  4. by Smarter Mom

    On March 10, 2013 at 7:04 pm

    I don’t care what percentage of the population gets a tattoos, they are trashy and low class…and always will be.

  5. by Sam

    On March 11, 2013 at 11:08 am

    Perhaps this is an opportunity for an even more unique (and often more difficult to teach) lesson. As Meg pointed out, explaining that your immediate reaction was one of surprise and therefore you were unable to formulate the “right” reaction immediately, could then open the door for another discussion. One: you can teach your son that though it’s important to always be self-confident, in some situations you can’t immediately think of the best response/ reaction and that’s ok! Let’s be honest – no one is really that on top of it all of the time. And people have a knack for catching us completely off-guard, like these men. Or a boss asks you a question that you weren’t expecting (who can anticipate everything?) and you only have an ok answer initially, but later you could come back with a more thorough response. In essence – don’t feel pressured to always react immediately. Often we are the most emotional when something is fresh and raw, which does not always lead to the best reactions. What if you had stood up to the men, but perhaps got more heated than you would have liked in your response? Sometimes a delay is helpful – step back, take a breath, regroup, and try again. Also – if this is genuinely important (some it is, others it isn’t) – perhaps you have the opportunity to take your son with you and speak to the men again and rationally explain your POV. They may have genuinely not realized that they could have been offensive and it is indeed possible that they would reconsider their opinions. At worst, they’re likely to be more aware of the things they say in front of your son and reserve opinions like that for adult conversation.

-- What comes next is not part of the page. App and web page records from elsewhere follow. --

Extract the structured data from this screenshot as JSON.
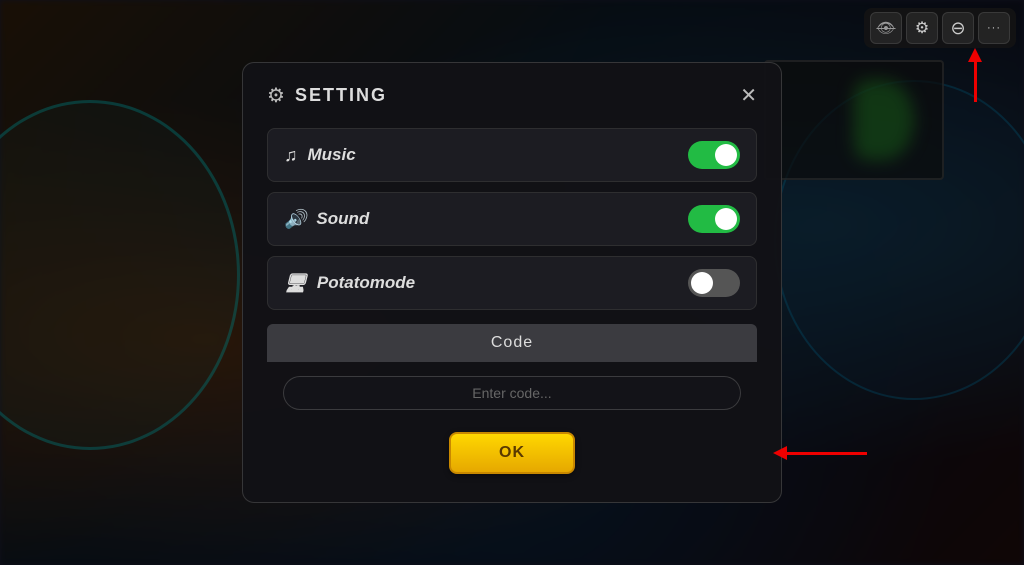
{
  "background": {
    "description": "Blurred game lobby background"
  },
  "toolbar": {
    "buttons": [
      {
        "id": "ui-toggle",
        "icon": "👁",
        "label": "UI Toggle"
      },
      {
        "id": "settings",
        "icon": "⚙",
        "label": "Settings"
      },
      {
        "id": "account",
        "icon": "⊖",
        "label": "Account"
      },
      {
        "id": "more",
        "icon": "•••",
        "label": "More"
      }
    ]
  },
  "modal": {
    "title": "SETTING",
    "close_label": "✕",
    "toggles": [
      {
        "id": "music",
        "icon": "♫",
        "label": "Music",
        "state": "on"
      },
      {
        "id": "sound",
        "icon": "🔊",
        "label": "Sound",
        "state": "on"
      },
      {
        "id": "potato",
        "icon": "🖥",
        "label": "Potatomode",
        "state": "off"
      }
    ],
    "code_section": {
      "header": "Code",
      "input_placeholder": "Enter code...",
      "ok_label": "OK"
    }
  },
  "arrows": {
    "gear_arrow_description": "Red arrow pointing up to gear icon",
    "ok_arrow_description": "Red arrow pointing left to OK button"
  }
}
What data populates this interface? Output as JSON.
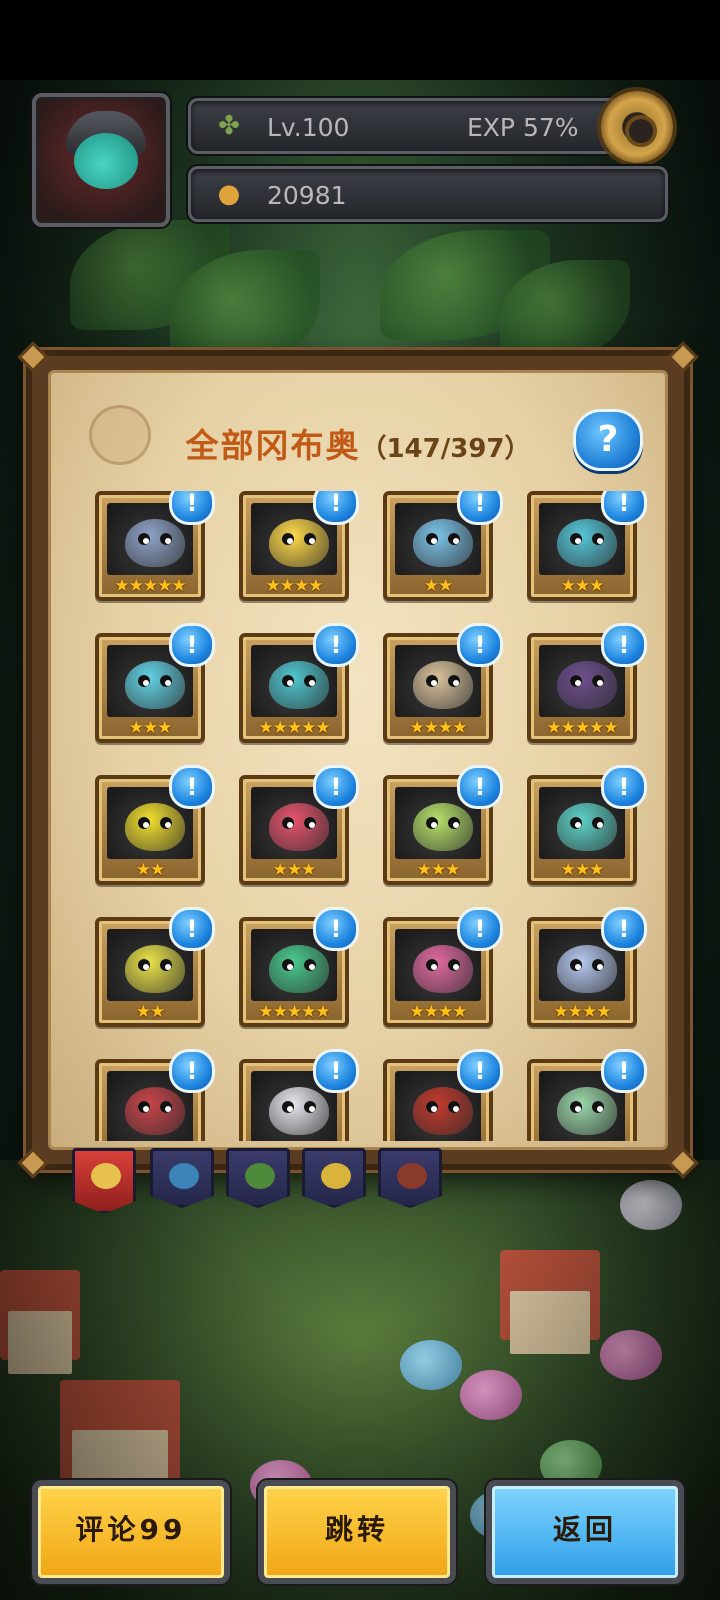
{
  "hud": {
    "level": "Lv.100",
    "exp": "EXP 57%",
    "coins": "20981",
    "level_icon": "clover-icon",
    "coins_icon": "fruit-coin-icon"
  },
  "panel": {
    "title": "全部冈布奥",
    "count": "（147/397）",
    "help_label": "?"
  },
  "collection": {
    "badge_label": "!",
    "cards": [
      {
        "stars": 5,
        "color": "#8ea3c8"
      },
      {
        "stars": 4,
        "color": "#ffd94a"
      },
      {
        "stars": 2,
        "color": "#7cc3e8"
      },
      {
        "stars": 3,
        "color": "#56c6d9"
      },
      {
        "stars": 3,
        "color": "#62d3e6"
      },
      {
        "stars": 5,
        "color": "#4fc7cf"
      },
      {
        "stars": 4,
        "color": "#d9c29c"
      },
      {
        "stars": 5,
        "color": "#6d4f8e"
      },
      {
        "stars": 2,
        "color": "#f2df2f"
      },
      {
        "stars": 3,
        "color": "#e6536c"
      },
      {
        "stars": 3,
        "color": "#b6e06a"
      },
      {
        "stars": 3,
        "color": "#5dd2c8"
      },
      {
        "stars": 2,
        "color": "#e9e34a"
      },
      {
        "stars": 5,
        "color": "#49c98e"
      },
      {
        "stars": 4,
        "color": "#e06aa0"
      },
      {
        "stars": 4,
        "color": "#b6c9f0"
      },
      {
        "stars": 0,
        "color": "#c9444a"
      },
      {
        "stars": 0,
        "color": "#e7e7ee"
      },
      {
        "stars": 0,
        "color": "#c23a2e"
      },
      {
        "stars": 0,
        "color": "#9ad6a8"
      }
    ]
  },
  "buttons": {
    "comment": "评论99",
    "jump": "跳转",
    "back": "返回"
  },
  "tabs": [
    {
      "active": true,
      "color": "#e6c14d"
    },
    {
      "active": false,
      "color": "#3a84b8"
    },
    {
      "active": false,
      "color": "#4f8a3a"
    },
    {
      "active": false,
      "color": "#d8b43a"
    },
    {
      "active": false,
      "color": "#8a3a2a"
    }
  ]
}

    Love that you’re proud of your tattoos! Everyone has their own ways of expressing themselves, and tattoos are that way for some of us.

  6. by Sue

    On March 11, 2013 at 5:30 pm

    While you have every right to get a tattoo, I feel I have the right to look at it and assume you are trying to tell me something with that tattoo. Unfortunately, I will usually assume you are telling me that at some point in your life, you were unable or unwilling to think about what the consequences of that tattoo might be.

    I have told my children that my expectations are that they will never, ever, ever, get one.

  7. by adrienne

    On March 14, 2013 at 11:52 am

    Maybe the most important message here is that judging the surface is a pretty wretched way to interpret the world.

    Think of that when you see the woman whose hair is unapologetically growing gray or when a non-gym type is at the health club.

    For some of us, our ideologies make us look different. Take the amazing college student Balpreet Kaur ( for instance. She took what most of us would view as humiliation and gently turned it into a gracious lesson on her faith and character.

    Ugly incidents on physical appearance should remind us of the courage it takes to live differently (by choice or circumstance) and the respect we should offer to every person because they are human.